Companies that are trying to collect debt from consumers are required to comply with strict rules that are set by the Fair Debt Collection Practices Act. The FDCPA is quite extensive, but it is in place to let debtors and creditors what actions are and are not permitted when it comes to collecting debt.
It is not unusual for disputes to arise between consumers and creditors, and they typically involve one or multiple alleged violations of the FDCPA. Recently, for example, a collection agency was cited in a lawsuit that accused the company of failing to cease communication with a consumer after she had notified the company of her intent to dispute his outstanding balance.
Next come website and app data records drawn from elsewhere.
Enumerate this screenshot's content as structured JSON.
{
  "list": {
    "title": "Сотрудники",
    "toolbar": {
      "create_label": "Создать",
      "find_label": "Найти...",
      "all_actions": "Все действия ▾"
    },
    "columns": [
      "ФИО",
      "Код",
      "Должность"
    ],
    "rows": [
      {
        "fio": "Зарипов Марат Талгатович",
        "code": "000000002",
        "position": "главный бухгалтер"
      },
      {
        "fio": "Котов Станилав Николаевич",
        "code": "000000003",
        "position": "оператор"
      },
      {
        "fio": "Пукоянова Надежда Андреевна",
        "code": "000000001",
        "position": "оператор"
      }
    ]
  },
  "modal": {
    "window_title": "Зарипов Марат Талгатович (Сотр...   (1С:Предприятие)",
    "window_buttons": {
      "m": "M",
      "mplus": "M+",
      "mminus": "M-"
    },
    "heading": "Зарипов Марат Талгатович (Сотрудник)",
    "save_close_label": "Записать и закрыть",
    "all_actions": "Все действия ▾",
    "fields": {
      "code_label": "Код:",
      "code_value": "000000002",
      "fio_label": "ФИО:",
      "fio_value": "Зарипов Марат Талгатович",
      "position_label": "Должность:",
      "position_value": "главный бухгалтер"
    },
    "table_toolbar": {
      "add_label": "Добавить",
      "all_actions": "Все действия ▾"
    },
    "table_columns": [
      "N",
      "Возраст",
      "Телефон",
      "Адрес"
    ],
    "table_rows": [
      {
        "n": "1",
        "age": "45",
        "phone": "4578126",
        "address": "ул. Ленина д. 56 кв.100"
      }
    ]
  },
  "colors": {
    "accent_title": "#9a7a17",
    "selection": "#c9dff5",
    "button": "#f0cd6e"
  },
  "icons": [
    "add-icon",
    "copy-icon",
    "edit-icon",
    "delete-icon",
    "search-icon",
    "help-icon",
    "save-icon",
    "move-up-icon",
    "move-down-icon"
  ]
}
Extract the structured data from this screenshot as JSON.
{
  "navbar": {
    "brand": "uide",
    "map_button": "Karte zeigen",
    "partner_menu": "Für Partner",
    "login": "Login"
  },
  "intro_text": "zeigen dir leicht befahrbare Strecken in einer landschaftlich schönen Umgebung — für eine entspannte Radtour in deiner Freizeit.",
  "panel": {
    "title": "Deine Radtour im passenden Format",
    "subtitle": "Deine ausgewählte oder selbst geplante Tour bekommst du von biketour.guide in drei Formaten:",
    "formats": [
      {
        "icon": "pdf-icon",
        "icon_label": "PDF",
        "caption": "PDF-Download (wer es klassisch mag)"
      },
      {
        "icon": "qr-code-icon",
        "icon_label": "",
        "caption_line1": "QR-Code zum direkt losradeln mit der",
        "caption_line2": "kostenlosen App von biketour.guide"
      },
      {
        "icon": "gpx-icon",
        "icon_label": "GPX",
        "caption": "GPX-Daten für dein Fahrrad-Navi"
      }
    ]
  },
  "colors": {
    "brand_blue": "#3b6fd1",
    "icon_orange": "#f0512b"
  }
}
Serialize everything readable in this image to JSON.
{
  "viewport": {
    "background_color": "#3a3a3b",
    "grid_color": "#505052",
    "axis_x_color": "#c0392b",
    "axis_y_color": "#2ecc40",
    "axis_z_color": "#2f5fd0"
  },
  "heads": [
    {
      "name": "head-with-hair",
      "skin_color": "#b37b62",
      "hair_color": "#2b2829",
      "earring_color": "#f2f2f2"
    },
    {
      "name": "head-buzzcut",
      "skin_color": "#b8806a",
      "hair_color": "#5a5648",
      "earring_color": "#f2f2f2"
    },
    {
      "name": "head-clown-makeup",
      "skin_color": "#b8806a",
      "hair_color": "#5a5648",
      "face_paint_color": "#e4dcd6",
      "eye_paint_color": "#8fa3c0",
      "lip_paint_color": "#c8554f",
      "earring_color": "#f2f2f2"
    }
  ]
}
When a consumer notifies a debt collector that he or she is disputing the debt or refuses to pay it, the FDCPA states that communication from the collector must stop, although there are exceptions.
In this case, the woman argued that her verbal notice of her intent to dispute should have put a stop to collection efforts. However, she reportedly received five more calls from the agency in the next few months, which she claims was a violation of the FDCPA.
But the judge in this particular instance ruled that the woman’s verbal notification did not meet the requirements to cease efforts to collect debt. Had she submitted her intent to dispute the claim in writing, the judge noted, the agency would have been prohibited from continuing communication.
Unfortunately, other courts have made different rulings in this very same situation. In other cases, courts have ruled agencies were, in fact, violating the FDCPA by continuing to contact debtors who have orally submitted a dispute.
What this case and others like it can tell us is that claims involving alleged violations of the FDCPA are rarely as clear-cut people think. They are often legally complex and very difficult to navigate without the support and guidance of a legal representative. It can be crucial for parties who are being accused of any violation to work with an attorney to defend against the allegations and work to secure a satisfactory resolution.
Source: Inside ARM, “Judge Rules for Debt Collector: Oral Disputes Do Not Trigger Cessation of Collection Efforts Under FDCPA,” Patrick Lunsford, Jan. 15, 2015